The weeks leading up to it were spent in photocopying frenzies at libraries, getting photos processed, flyering and promoting, and folding and stapling and sticking and stamping away.
We were excited to be stocking new zines from Surrey, including mental health and travel zines from Human Bean Zines (We Are Adventurers, and Feeling Alone?, which can be viewed on our zines page), and from Michael Weller (a long-standing self-publisher who has been with zines/independent press since 1977/punk and who is full of great stories and knowledge). We were also promoting for the new charity TeamStrick, a sexual assualt support and awareness group linked to the campaign group RAINN, and a member of SW Zines had worked hard to make their first ever zine in aid of this cause (donations were taken on the day for the charity).
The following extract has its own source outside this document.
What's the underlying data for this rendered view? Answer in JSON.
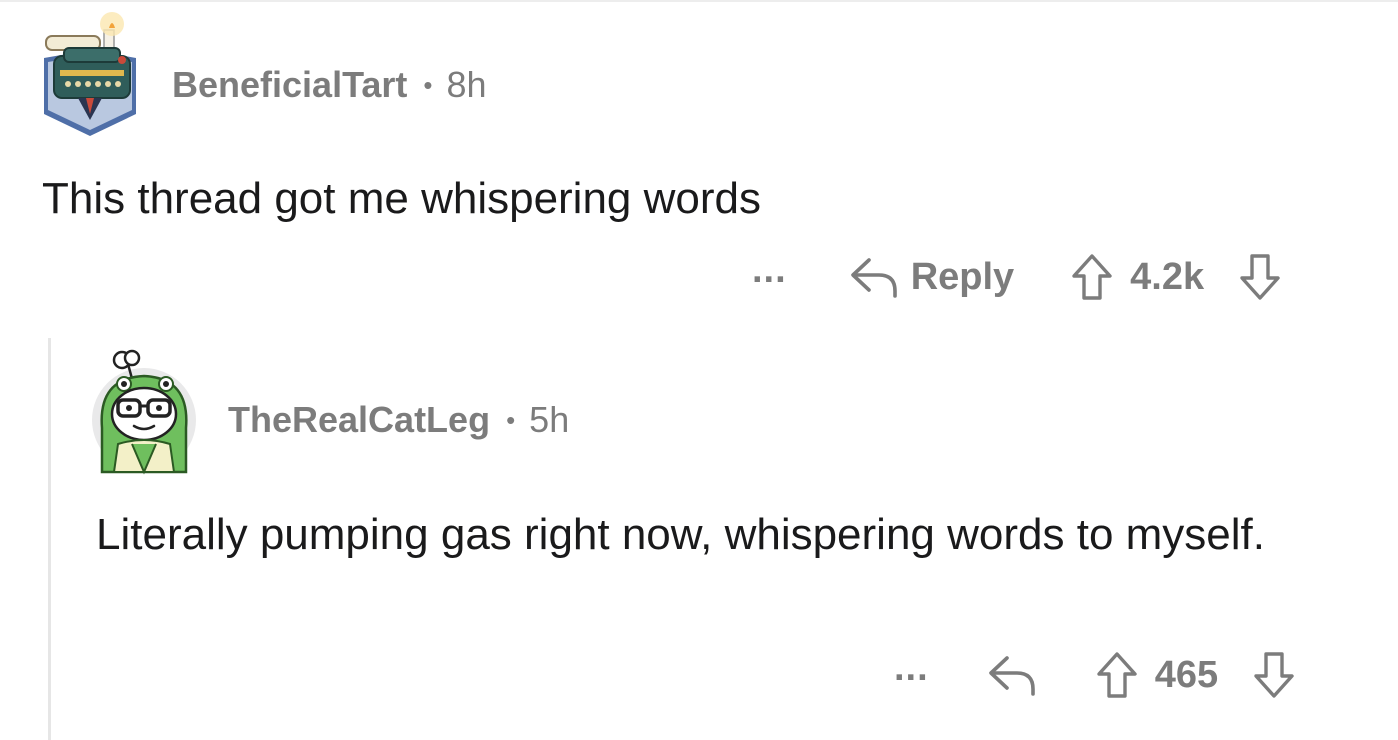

A couple of us tabled at the fair. We felt welcomed by the organisers, and even in those first few seconds of arrival, we could tell how much dedication and work had gone into organising and putting DIY Cultures Fair together. You can never, ever underestimate how much work it takes to do this stuff! From making a zine to hosting a table and selling your wares to something as big as holding and promoting an event - it all takes huge energy and commitment. It was nice to find that we were once again tabling next to Sky Nash with her illustrated press and assorted wares, and we got to know new people around us too, such as Alovera comics.
More moving still was hearing about the unfair barriers women all over the world face when it comes to music/bands. I was sad to hear about Pragaash, a group of teenage Muslim women who had had no choice but to disband after they received death and rape threats by Islamic militants after performing as a band, because they were deemed to be breaking religious codes of conduct. The song they played on the video screen was such a sweet indie-pop tune, such talented kids - I wanted to cry.You can read more about them here. That's the thing, sometimes it's easy for people to assume women have equality nowadays when there are some visible female pop stars, but circumstances and issues like this don't often get widely addressed/recognised.
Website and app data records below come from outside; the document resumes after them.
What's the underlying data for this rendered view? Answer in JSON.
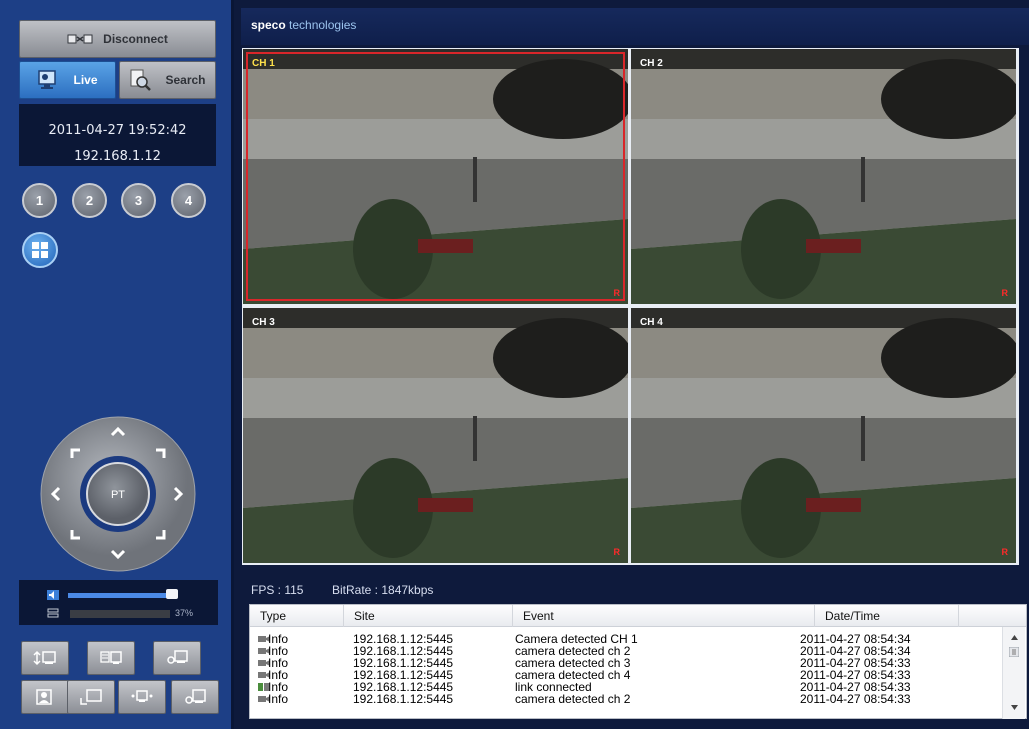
{
  "sidebar": {
    "disconnect_label": "Disconnect",
    "live_label": "Live",
    "search_label": "Search",
    "datetime": "2011-04-27 19:52:42",
    "ip": "192.168.1.12",
    "channels": [
      "1",
      "2",
      "3",
      "4"
    ],
    "ptz_label": "PT",
    "volume_percent": "37%",
    "volume_level": 0.95
  },
  "header": {
    "brand_bold": "speco",
    "brand_light": "technologies"
  },
  "cameras": [
    {
      "label": "CH 1",
      "rec": "R"
    },
    {
      "label": "CH 2",
      "rec": "R"
    },
    {
      "label": "CH 3",
      "rec": "R"
    },
    {
      "label": "CH 4",
      "rec": "R"
    }
  ],
  "stats": {
    "fps": "FPS : 115",
    "bitrate": "BitRate : 1847kbps"
  },
  "log": {
    "columns": [
      "Type",
      "Site",
      "Event",
      "Date/Time"
    ],
    "rows": [
      {
        "type": "Info",
        "site": "192.168.1.12:5445",
        "event": "Camera detected CH 1",
        "time": "2011-04-27 08:54:34"
      },
      {
        "type": "Info",
        "site": "192.168.1.12:5445",
        "event": "camera detected ch 2",
        "time": "2011-04-27 08:54:34"
      },
      {
        "type": "Info",
        "site": "192.168.1.12:5445",
        "event": "camera detected ch 3",
        "time": "2011-04-27 08:54:33"
      },
      {
        "type": "Info",
        "site": "192.168.1.12:5445",
        "event": "camera detected ch 4",
        "time": "2011-04-27 08:54:33"
      },
      {
        "type": "Info",
        "site": "192.168.1.12:5445",
        "event": "link connected",
        "time": "2011-04-27 08:54:33"
      },
      {
        "type": "Info",
        "site": "192.168.1.12:5445",
        "event": "camera detected ch 2",
        "time": "2011-04-27 08:54:33"
      }
    ]
  }
}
Thank you to the wonderful speakers of Black Feminists for their excellent talk - Stephanie Phillips, Aurella Yussuf and Rianna Parker were so authoritative and articulate and inspiring.
Other talks throughout the day included ones on unemployment (I thoroughly enjoyed the guy who had turned stand up comedian after so many dispiriting experiences on the dole (Saban Kazim of Gissa Job Zine, who made a zine on the actual paper that you use when you are filling out your job search). I learnt a lot this day. You see things in a new light, and it's so important. Here how the language of unemployment has changed - eg it was once known as 'social security', something solid that we should all be able to seek out in times of dire need, now it is known as 'welfare' as if people are getting a hand out and it actually helps them when really it is a fight to live on the paltry sum alloted. Other speakers here were Sarah Tea-Rex (Graduating in Unemployment Zine), and Robin Bale (Dole arts).
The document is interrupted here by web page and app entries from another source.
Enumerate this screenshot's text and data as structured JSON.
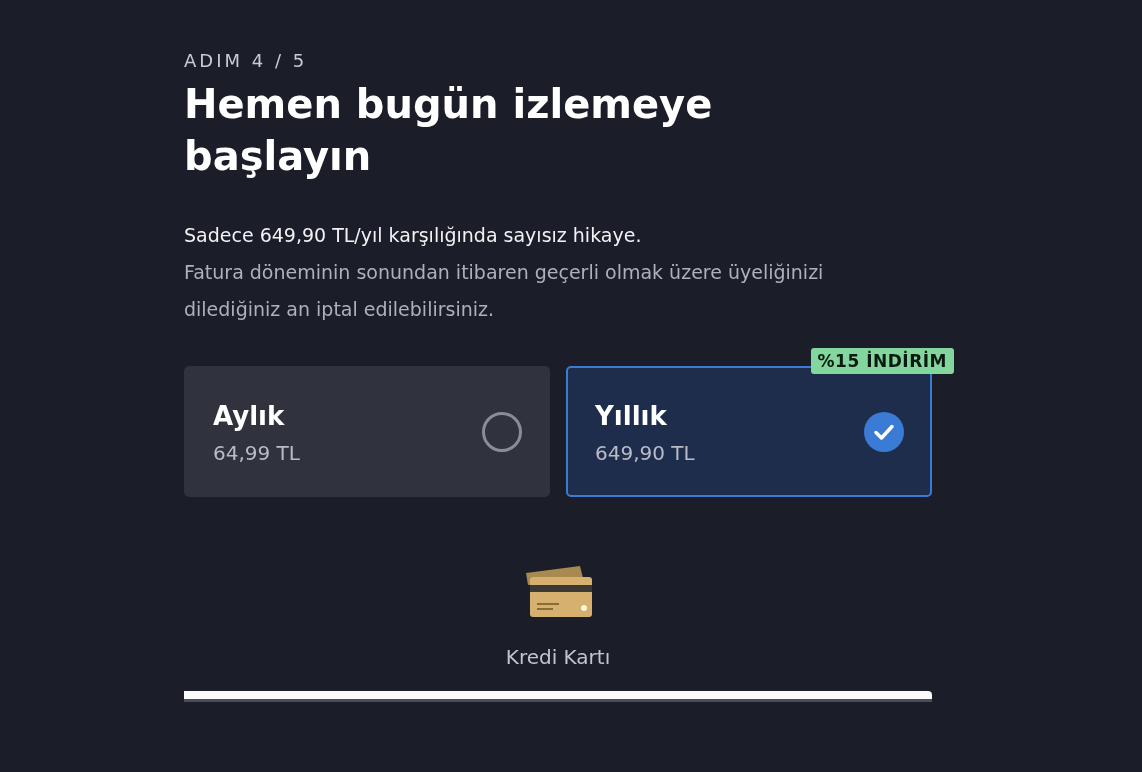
{
  "step": "ADIM 4 / 5",
  "title": "Hemen bugün izlemeye başlayın",
  "summary": "Sadece 649,90 TL/yıl karşılığında sayısız hikaye.",
  "note": "Fatura döneminin sonundan itibaren geçerli olmak üzere üyeliğinizi dilediğiniz an iptal edilebilirsiniz.",
  "plans": [
    {
      "name": "Aylık",
      "price": "64,99 TL",
      "selected": false
    },
    {
      "name": "Yıllık",
      "price": "649,90 TL",
      "selected": true,
      "badge": "%15 İNDİRİM"
    }
  ],
  "payment_methods": [
    {
      "label": "Kredi Kartı",
      "selected": true
    }
  ]
}
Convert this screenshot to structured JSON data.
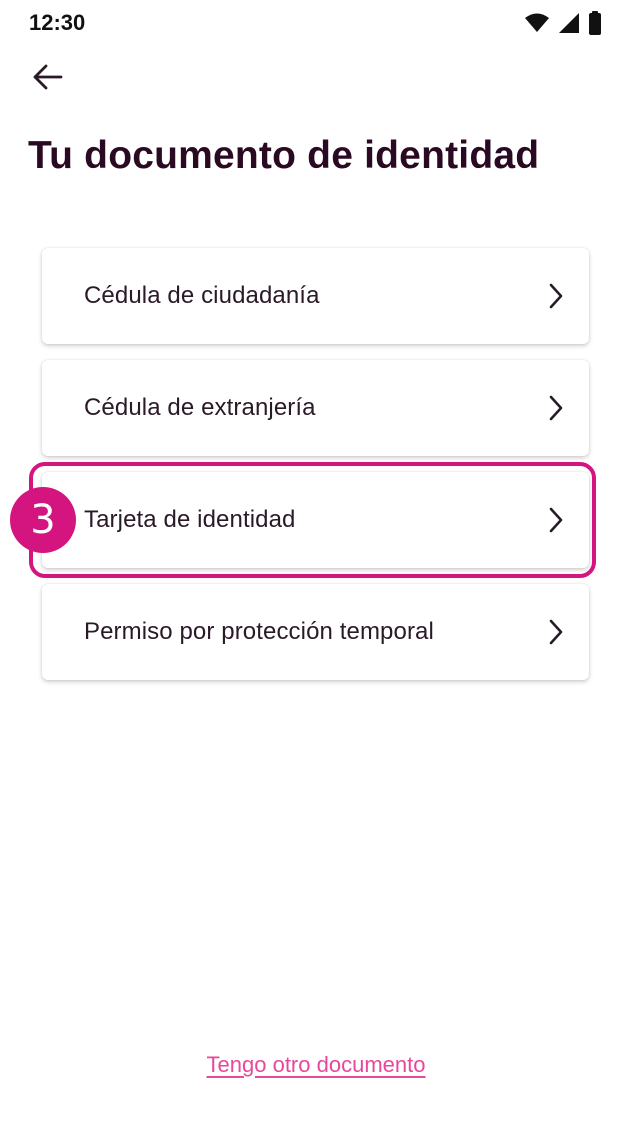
{
  "status_bar": {
    "time": "12:30",
    "icons": [
      "wifi-icon",
      "signal-icon",
      "battery-icon"
    ]
  },
  "header": {
    "back_icon": "arrow-left-icon"
  },
  "page": {
    "title": "Tu documento de identidad"
  },
  "options": [
    {
      "label": "Cédula de ciudadanía",
      "icon": "chevron-right-icon"
    },
    {
      "label": "Cédula de extranjería",
      "icon": "chevron-right-icon"
    },
    {
      "label": "Tarjeta de identidad",
      "icon": "chevron-right-icon",
      "highlighted": true
    },
    {
      "label": "Permiso por protección temporal",
      "icon": "chevron-right-icon"
    }
  ],
  "annotation": {
    "step_number": "3"
  },
  "footer": {
    "link_label": "Tengo otro documento"
  },
  "colors": {
    "accent": "#d4157f",
    "link": "#e8489a",
    "title": "#2a0a22"
  }
}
The film about DIY artists was great too, which was DIY or Die (how to survive as an independent artist, featuring Ian Mckaye of Fugazi & Lydia Lunch). It will stay with me this quote even if I can only paraphrase it a little, which is how people might not 'get it' (your work) at first, they might find it weird and it might not fit in, but have to keep persisting with your work, because there will come a time when it isn't new or weird and someone out there 'gets it'. Very true.
The panel on Prisoner Zines, Writing & Creavity was also enlightening. And there was a discussion about 'craftivism' which perhaps I hadn't quite fully appreciated till now, but will investigate, since I protest and am creative so combining both is an ideal.
Since there were two of us on the stall (thank you so much Vicky for your hard work and help here! Really could not have done it without you!!!), there was opportunity to explore other stalls and talk to other small press/zine makers. I always enjoy the sharing of info with people at these events. I recommended independent printers, art/zine libraries, zines, I swapped flyers and learnt about others' work (zines and far and beyond), and I bought many, many wonderful, amazing creations. A week on, I have caught up on rest/sleep, and am still enjoying reading all the many zines I bought. The breadth of perspectives you get with zines is simply unique, and it keeps me sane in a chaotic and unaccepting world.
Here's to more events from Sofia Niazi, Hamja Ahsan (who let's not forget make 'zines too! Go here and here), and their friends and many volunteers (let's also not forget how many kindly volunteers were involved!), in the near future!
Now... go and read a 'zine!